● WHAT THE EXERCISE ASKS: Give back every entry, exactly as written.

● RECORDS:
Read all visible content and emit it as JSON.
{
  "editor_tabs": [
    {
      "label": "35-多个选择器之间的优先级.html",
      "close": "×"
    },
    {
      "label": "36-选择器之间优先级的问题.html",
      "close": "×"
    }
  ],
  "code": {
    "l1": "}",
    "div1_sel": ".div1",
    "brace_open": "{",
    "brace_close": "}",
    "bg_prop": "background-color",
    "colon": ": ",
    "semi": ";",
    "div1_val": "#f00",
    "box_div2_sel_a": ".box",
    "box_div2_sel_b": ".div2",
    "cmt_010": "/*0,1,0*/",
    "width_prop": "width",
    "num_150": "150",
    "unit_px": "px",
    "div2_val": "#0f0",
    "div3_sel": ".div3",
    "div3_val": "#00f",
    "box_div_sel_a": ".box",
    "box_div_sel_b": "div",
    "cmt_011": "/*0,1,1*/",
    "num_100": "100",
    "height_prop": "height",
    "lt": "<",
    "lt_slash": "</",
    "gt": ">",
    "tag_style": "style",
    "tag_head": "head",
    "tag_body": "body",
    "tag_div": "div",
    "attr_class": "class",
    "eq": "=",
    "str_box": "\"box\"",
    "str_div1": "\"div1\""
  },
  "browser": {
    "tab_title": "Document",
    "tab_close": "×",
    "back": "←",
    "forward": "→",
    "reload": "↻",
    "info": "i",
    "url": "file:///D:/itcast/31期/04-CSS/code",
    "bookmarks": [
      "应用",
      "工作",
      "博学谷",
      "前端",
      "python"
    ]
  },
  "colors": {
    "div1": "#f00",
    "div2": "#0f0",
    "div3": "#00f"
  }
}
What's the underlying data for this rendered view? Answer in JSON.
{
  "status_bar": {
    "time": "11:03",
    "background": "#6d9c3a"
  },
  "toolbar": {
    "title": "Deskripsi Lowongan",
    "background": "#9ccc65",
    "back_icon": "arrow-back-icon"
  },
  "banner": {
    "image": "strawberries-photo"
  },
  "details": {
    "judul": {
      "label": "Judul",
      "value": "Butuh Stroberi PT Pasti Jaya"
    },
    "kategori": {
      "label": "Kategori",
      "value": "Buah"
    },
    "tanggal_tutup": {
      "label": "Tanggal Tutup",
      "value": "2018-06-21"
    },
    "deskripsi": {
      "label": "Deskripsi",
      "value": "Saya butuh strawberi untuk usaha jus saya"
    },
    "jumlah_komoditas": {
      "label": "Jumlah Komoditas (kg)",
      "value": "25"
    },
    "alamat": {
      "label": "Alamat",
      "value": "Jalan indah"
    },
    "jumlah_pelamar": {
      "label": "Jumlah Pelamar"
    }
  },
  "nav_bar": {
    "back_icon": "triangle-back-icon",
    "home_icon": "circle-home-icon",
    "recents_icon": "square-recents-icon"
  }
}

● ANSWER FOR THIS EXERCISE:
Read all visible content and emit it as JSON.
{
  "editor_tabs": [
    {
      "label": "35-多个选择器之间的优先级.html",
      "close": "×"
    },
    {
      "label": "36-选择器之间优先级的问题.html",
      "close": "×"
    }
  ],
  "code": {
    "l1": "}",
    "div1_sel": ".div1",
    "brace_open": "{",
    "brace_close": "}",
    "bg_prop": "background-color",
    "colon": ": ",
    "semi": ";",
    "div1_val": "#f00",
    "box_div2_sel_a": ".box",
    "box_div2_sel_b": ".div2",
    "cmt_010": "/*0,1,0*/",
    "width_prop": "width",
    "num_150": "150",
    "unit_px": "px",
    "div2_val": "#0f0",
    "div3_sel": ".div3",
    "div3_val": "#00f",
    "box_div_sel_a": ".box",
    "box_div_sel_b": "div",
    "cmt_011": "/*0,1,1*/",
    "num_100": "100",
    "height_prop": "height",
    "lt": "<",
    "lt_slash": "</",
    "gt": ">",
    "tag_style": "style",
    "tag_head": "head",
    "tag_body": "body",
    "tag_div": "div",
    "attr_class": "class",
    "eq": "=",
    "str_box": "\"box\"",
    "str_div1": "\"div1\""
  },
  "browser": {
    "tab_title": "Document",
    "tab_close": "×",
    "back": "←",
    "forward": "→",
    "reload": "↻",
    "info": "i",
    "url": "file:///D:/itcast/31期/04-CSS/code",
    "bookmarks": [
      "应用",
      "工作",
      "博学谷",
      "前端",
      "python"
    ]
  },
  "colors": {
    "div1": "#f00",
    "div2": "#0f0",
    "div3": "#00f"
  }
}
What's the underlying data for this rendered view? Answer in JSON.
{
  "status_bar": {
    "time": "11:03",
    "background": "#6d9c3a"
  },
  "toolbar": {
    "title": "Deskripsi Lowongan",
    "background": "#9ccc65",
    "back_icon": "arrow-back-icon"
  },
  "banner": {
    "image": "strawberries-photo"
  },
  "details": {
    "judul": {
      "label": "Judul",
      "value": "Butuh Stroberi PT Pasti Jaya"
    },
    "kategori": {
      "label": "Kategori",
      "value": "Buah"
    },
    "tanggal_tutup": {
      "label": "Tanggal Tutup",
      "value": "2018-06-21"
    },
    "deskripsi": {
      "label": "Deskripsi",
      "value": "Saya butuh strawberi untuk usaha jus saya"
    },
    "jumlah_komoditas": {
      "label": "Jumlah Komoditas (kg)",
      "value": "25"
    },
    "alamat": {
      "label": "Alamat",
      "value": "Jalan indah"
    },
    "jumlah_pelamar": {
      "label": "Jumlah Pelamar"
    }
  },
  "nav_bar": {
    "back_icon": "triangle-back-icon",
    "home_icon": "circle-home-icon",
    "recents_icon": "square-recents-icon"
  }
}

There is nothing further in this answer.